2008_05_Streetwall.jpgLast month, we told you about the state's endangered landmarks list, which included the famed Michigan Avenue Streetwall, the nearly one-and-a-half mile stretch of skyline that runs from 11th Street to Randolph St. Now, the Streetwall is hitting the national scene after being added to the D.C.-based National Trust for Historic Preservation's list of the nation's 11 most endangered historic places, which comes out tomorrow. (Again with a list of 11!)

While the National Trust has no legal authority, it does have a sterling reputation and a certain weight it can use to support local preservation groups. However, this being Chicago, nothing is straightforward. While the Streetwall is an officially-protected city landmark district, "only the facades of its buildings are protected, unless they happen to be individual city landmarks," meaning parts of the building that are not part of the Streetwall can be altered. At least, we think that's what it means. Blair Kamin explains at The Skyline:

So the city has been evaluating proposals like the one the Trust singled out for derision: As announced last year, it would have hacked off roughly the rear two-thirds of the Venetian-Gothic Chicago Athletic Association Building at 12 S. Michigan Ave. to make way for a 19-story hotel tower. The tower would have risen above the original building’s roof like a grotesque ziggurat. Worse, it would have set a precedent for more of these rooftop monsters, as forecast in a study of the streetwall commissioned by the Chicago-based preservation group, Landmarks Illinois.

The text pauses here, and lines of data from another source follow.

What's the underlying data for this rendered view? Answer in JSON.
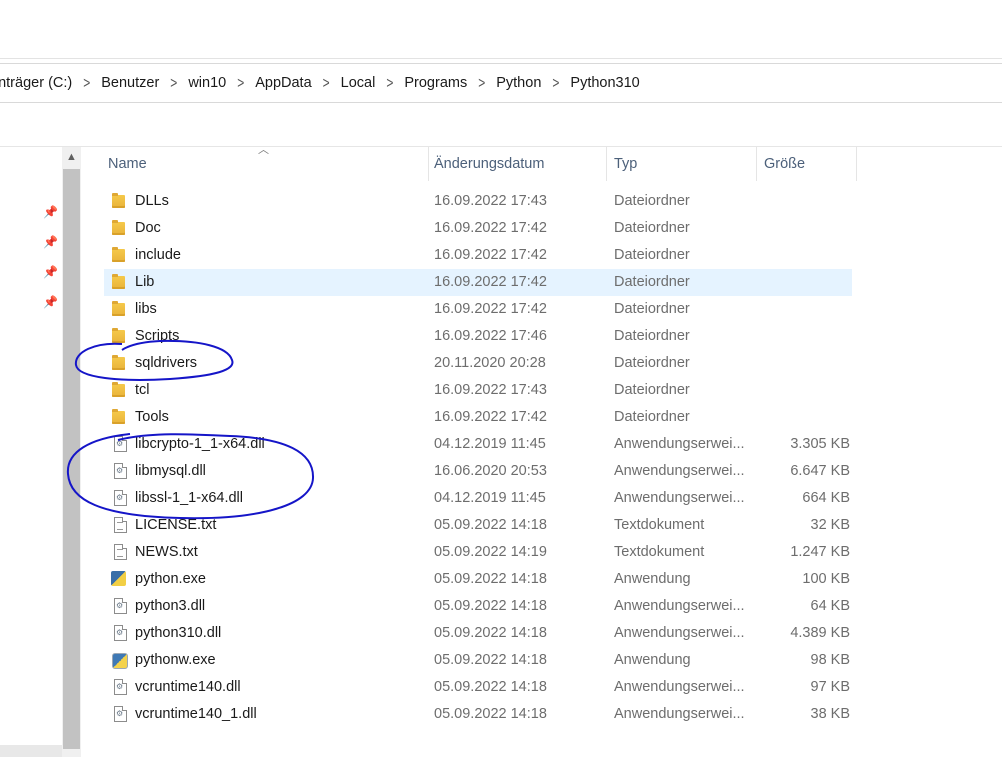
{
  "breadcrumb": [
    "tenträger (C:)",
    "Benutzer",
    "win10",
    "AppData",
    "Local",
    "Programs",
    "Python",
    "Python310"
  ],
  "columns": {
    "name": "Name",
    "date": "Änderungsdatum",
    "type": "Typ",
    "size": "Größe"
  },
  "files": [
    {
      "name": "DLLs",
      "date": "16.09.2022 17:43",
      "type": "Dateiordner",
      "size": "",
      "icon": "folder-icon"
    },
    {
      "name": "Doc",
      "date": "16.09.2022 17:42",
      "type": "Dateiordner",
      "size": "",
      "icon": "folder-icon"
    },
    {
      "name": "include",
      "date": "16.09.2022 17:42",
      "type": "Dateiordner",
      "size": "",
      "icon": "folder-icon"
    },
    {
      "name": "Lib",
      "date": "16.09.2022 17:42",
      "type": "Dateiordner",
      "size": "",
      "icon": "folder-icon",
      "selected": true
    },
    {
      "name": "libs",
      "date": "16.09.2022 17:42",
      "type": "Dateiordner",
      "size": "",
      "icon": "folder-icon"
    },
    {
      "name": "Scripts",
      "date": "16.09.2022 17:46",
      "type": "Dateiordner",
      "size": "",
      "icon": "folder-icon"
    },
    {
      "name": "sqldrivers",
      "date": "20.11.2020 20:28",
      "type": "Dateiordner",
      "size": "",
      "icon": "folder-icon"
    },
    {
      "name": "tcl",
      "date": "16.09.2022 17:43",
      "type": "Dateiordner",
      "size": "",
      "icon": "folder-icon"
    },
    {
      "name": "Tools",
      "date": "16.09.2022 17:42",
      "type": "Dateiordner",
      "size": "",
      "icon": "folder-icon"
    },
    {
      "name": "libcrypto-1_1-x64.dll",
      "date": "04.12.2019 11:45",
      "type": "Anwendungserwei...",
      "size": "3.305 KB",
      "icon": "dll-file-icon"
    },
    {
      "name": "libmysql.dll",
      "date": "16.06.2020 20:53",
      "type": "Anwendungserwei...",
      "size": "6.647 KB",
      "icon": "dll-file-icon"
    },
    {
      "name": "libssl-1_1-x64.dll",
      "date": "04.12.2019 11:45",
      "type": "Anwendungserwei...",
      "size": "664 KB",
      "icon": "dll-file-icon"
    },
    {
      "name": "LICENSE.txt",
      "date": "05.09.2022 14:18",
      "type": "Textdokument",
      "size": "32 KB",
      "icon": "text-file-icon"
    },
    {
      "name": "NEWS.txt",
      "date": "05.09.2022 14:19",
      "type": "Textdokument",
      "size": "1.247 KB",
      "icon": "text-file-icon"
    },
    {
      "name": "python.exe",
      "date": "05.09.2022 14:18",
      "type": "Anwendung",
      "size": "100 KB",
      "icon": "python-exe-icon"
    },
    {
      "name": "python3.dll",
      "date": "05.09.2022 14:18",
      "type": "Anwendungserwei...",
      "size": "64 KB",
      "icon": "dll-file-icon"
    },
    {
      "name": "python310.dll",
      "date": "05.09.2022 14:18",
      "type": "Anwendungserwei...",
      "size": "4.389 KB",
      "icon": "dll-file-icon"
    },
    {
      "name": "pythonw.exe",
      "date": "05.09.2022 14:18",
      "type": "Anwendung",
      "size": "98 KB",
      "icon": "pythonw-exe-icon"
    },
    {
      "name": "vcruntime140.dll",
      "date": "05.09.2022 14:18",
      "type": "Anwendungserwei...",
      "size": "97 KB",
      "icon": "dll-file-icon"
    },
    {
      "name": "vcruntime140_1.dll",
      "date": "05.09.2022 14:18",
      "type": "Anwendungserwei...",
      "size": "38 KB",
      "icon": "dll-file-icon"
    }
  ],
  "colors": {
    "selection": "#e5f3ff",
    "annotation": "#1515c8",
    "folder": "#f0bf45"
  }
}
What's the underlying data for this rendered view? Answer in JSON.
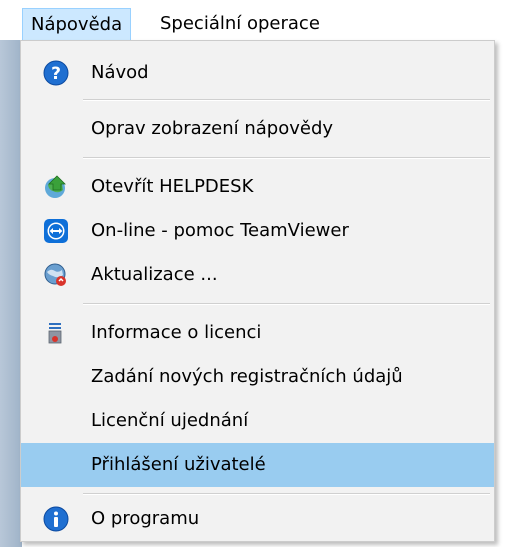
{
  "menubar": {
    "items": [
      {
        "label": "Nápověda"
      },
      {
        "label": "Speciální operace"
      }
    ]
  },
  "menu": {
    "items": [
      {
        "label": "Návod",
        "icon": "help-question-icon"
      },
      {
        "label": "Oprav zobrazení nápovědy",
        "icon": ""
      },
      {
        "label": "Otevřít HELPDESK",
        "icon": "helpdesk-globe-icon"
      },
      {
        "label": "On-line - pomoc TeamViewer",
        "icon": "teamviewer-icon"
      },
      {
        "label": "Aktualizace ...",
        "icon": "update-globe-icon"
      },
      {
        "label": "Informace o licenci",
        "icon": "license-info-icon"
      },
      {
        "label": "Zadání nových registračních údajů",
        "icon": ""
      },
      {
        "label": "Licenční ujednání",
        "icon": ""
      },
      {
        "label": "Přihlášení uživatelé",
        "icon": "",
        "highlighted": true
      },
      {
        "label": "O programu",
        "icon": "info-icon"
      }
    ]
  },
  "colors": {
    "menubar_active_bg": "#cce8ff",
    "menu_bg": "#f2f2f2",
    "highlight_bg": "#99ccf0",
    "left_strip": "#b8c7d8"
  }
}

Still, the odds are in favor of the preservationists. While Landmarks Illinois has struggled to save their listed places (their save rate of 27 percent is only slightly better than their demolished rate of 20 percent), the National Trust's list has a save rate of over 50 percent and a demolished rate of only 3 percent.

Photo of the Michigan Ave. Streetwall courtesy of Steven Crane